### WHAT YOU HAVE TO DO
Restate the entries below exactly. Images are not part of the copy.

[Web page and app entries]
☆ ☆ ☆ ☆ ☆
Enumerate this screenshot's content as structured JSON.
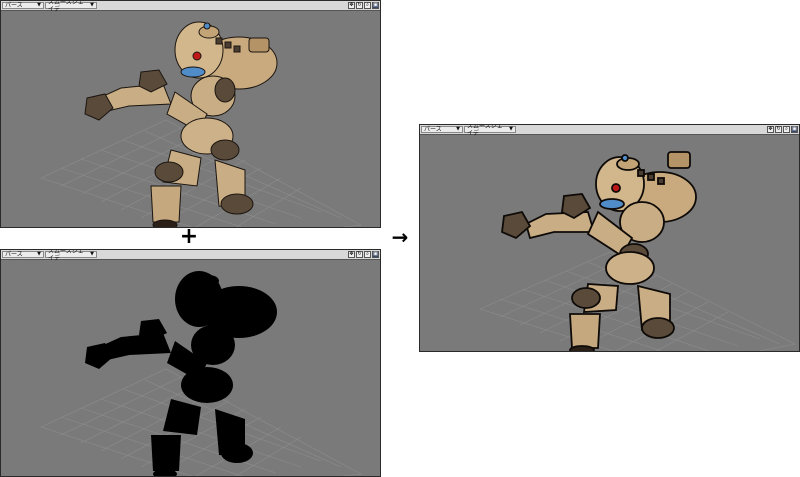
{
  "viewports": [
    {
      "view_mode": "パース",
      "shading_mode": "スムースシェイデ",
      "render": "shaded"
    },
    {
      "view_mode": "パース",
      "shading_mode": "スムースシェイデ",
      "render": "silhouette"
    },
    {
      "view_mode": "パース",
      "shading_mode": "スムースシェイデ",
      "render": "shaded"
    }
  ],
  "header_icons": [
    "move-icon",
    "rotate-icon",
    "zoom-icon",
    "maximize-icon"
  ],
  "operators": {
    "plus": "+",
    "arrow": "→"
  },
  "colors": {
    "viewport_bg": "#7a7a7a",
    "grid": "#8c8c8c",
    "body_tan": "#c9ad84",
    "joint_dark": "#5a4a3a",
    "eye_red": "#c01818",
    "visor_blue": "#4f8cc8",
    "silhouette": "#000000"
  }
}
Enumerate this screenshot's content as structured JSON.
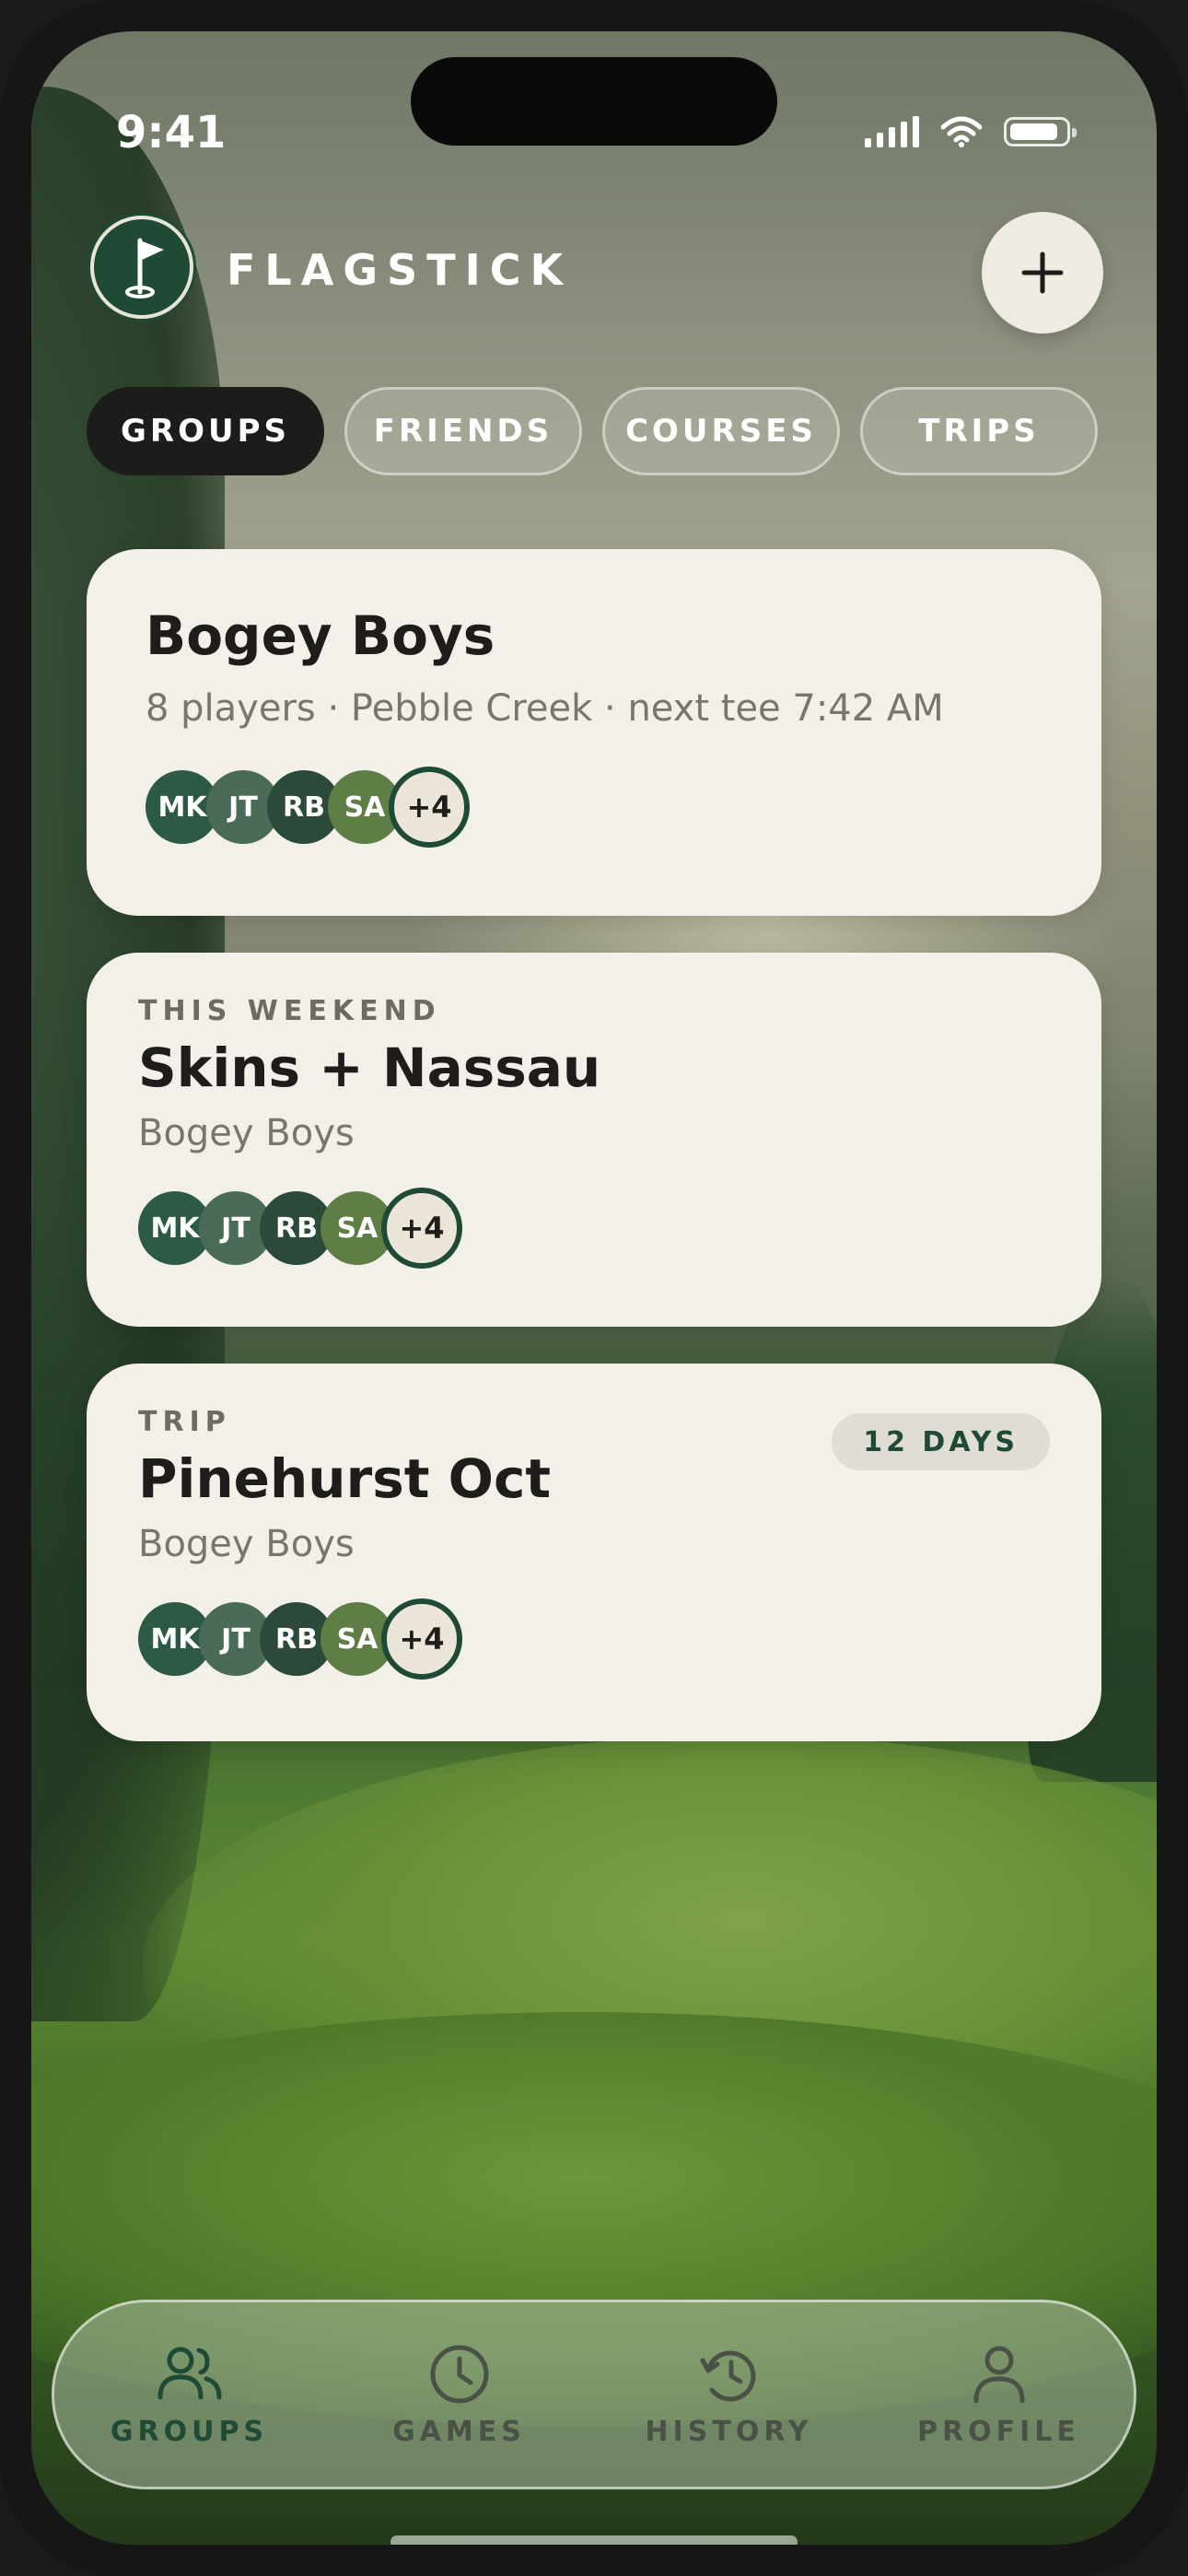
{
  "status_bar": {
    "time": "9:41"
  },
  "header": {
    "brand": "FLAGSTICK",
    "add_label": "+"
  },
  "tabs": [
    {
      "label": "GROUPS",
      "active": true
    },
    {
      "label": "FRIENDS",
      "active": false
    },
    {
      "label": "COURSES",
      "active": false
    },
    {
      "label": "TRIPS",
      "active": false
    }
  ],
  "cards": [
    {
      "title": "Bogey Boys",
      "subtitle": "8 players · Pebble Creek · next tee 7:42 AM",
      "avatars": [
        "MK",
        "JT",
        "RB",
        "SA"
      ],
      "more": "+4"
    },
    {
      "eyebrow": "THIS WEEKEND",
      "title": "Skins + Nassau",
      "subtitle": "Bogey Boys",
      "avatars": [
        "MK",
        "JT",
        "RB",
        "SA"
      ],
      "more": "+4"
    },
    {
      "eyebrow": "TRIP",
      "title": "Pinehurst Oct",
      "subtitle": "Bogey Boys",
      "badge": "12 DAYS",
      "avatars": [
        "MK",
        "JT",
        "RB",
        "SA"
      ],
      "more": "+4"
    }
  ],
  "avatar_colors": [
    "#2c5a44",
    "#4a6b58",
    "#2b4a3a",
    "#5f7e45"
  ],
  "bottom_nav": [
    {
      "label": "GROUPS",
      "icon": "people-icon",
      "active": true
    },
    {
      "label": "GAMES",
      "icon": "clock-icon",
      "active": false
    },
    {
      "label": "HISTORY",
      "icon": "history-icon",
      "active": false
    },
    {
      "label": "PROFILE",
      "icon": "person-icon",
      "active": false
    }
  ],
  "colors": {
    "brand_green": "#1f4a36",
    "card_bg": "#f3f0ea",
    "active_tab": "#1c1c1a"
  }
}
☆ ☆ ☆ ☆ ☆
### FINISHED EXERCISE
Enumerate this screenshot's content as structured JSON.
{
  "viewports": [
    {
      "view_mode": "パース",
      "shading_mode": "スムースシェイデ",
      "render": "shaded"
    },
    {
      "view_mode": "パース",
      "shading_mode": "スムースシェイデ",
      "render": "silhouette"
    },
    {
      "view_mode": "パース",
      "shading_mode": "スムースシェイデ",
      "render": "shaded"
    }
  ],
  "header_icons": [
    "move-icon",
    "rotate-icon",
    "zoom-icon",
    "maximize-icon"
  ],
  "operators": {
    "plus": "+",
    "arrow": "→"
  },
  "colors": {
    "viewport_bg": "#7a7a7a",
    "grid": "#8c8c8c",
    "body_tan": "#c9ad84",
    "joint_dark": "#5a4a3a",
    "eye_red": "#c01818",
    "visor_blue": "#4f8cc8",
    "silhouette": "#000000"
  }
}
Enumerate this screenshot's content as structured JSON.
{
  "status_bar": {
    "time": "9:41"
  },
  "header": {
    "brand": "FLAGSTICK",
    "add_label": "+"
  },
  "tabs": [
    {
      "label": "GROUPS",
      "active": true
    },
    {
      "label": "FRIENDS",
      "active": false
    },
    {
      "label": "COURSES",
      "active": false
    },
    {
      "label": "TRIPS",
      "active": false
    }
  ],
  "cards": [
    {
      "title": "Bogey Boys",
      "subtitle": "8 players · Pebble Creek · next tee 7:42 AM",
      "avatars": [
        "MK",
        "JT",
        "RB",
        "SA"
      ],
      "more": "+4"
    },
    {
      "eyebrow": "THIS WEEKEND",
      "title": "Skins + Nassau",
      "subtitle": "Bogey Boys",
      "avatars": [
        "MK",
        "JT",
        "RB",
        "SA"
      ],
      "more": "+4"
    },
    {
      "eyebrow": "TRIP",
      "title": "Pinehurst Oct",
      "subtitle": "Bogey Boys",
      "badge": "12 DAYS",
      "avatars": [
        "MK",
        "JT",
        "RB",
        "SA"
      ],
      "more": "+4"
    }
  ],
  "avatar_colors": [
    "#2c5a44",
    "#4a6b58",
    "#2b4a3a",
    "#5f7e45"
  ],
  "bottom_nav": [
    {
      "label": "GROUPS",
      "icon": "people-icon",
      "active": true
    },
    {
      "label": "GAMES",
      "icon": "clock-icon",
      "active": false
    },
    {
      "label": "HISTORY",
      "icon": "history-icon",
      "active": false
    },
    {
      "label": "PROFILE",
      "icon": "person-icon",
      "active": false
    }
  ],
  "colors": {
    "brand_green": "#1f4a36",
    "card_bg": "#f3f0ea",
    "active_tab": "#1c1c1a"
  }
}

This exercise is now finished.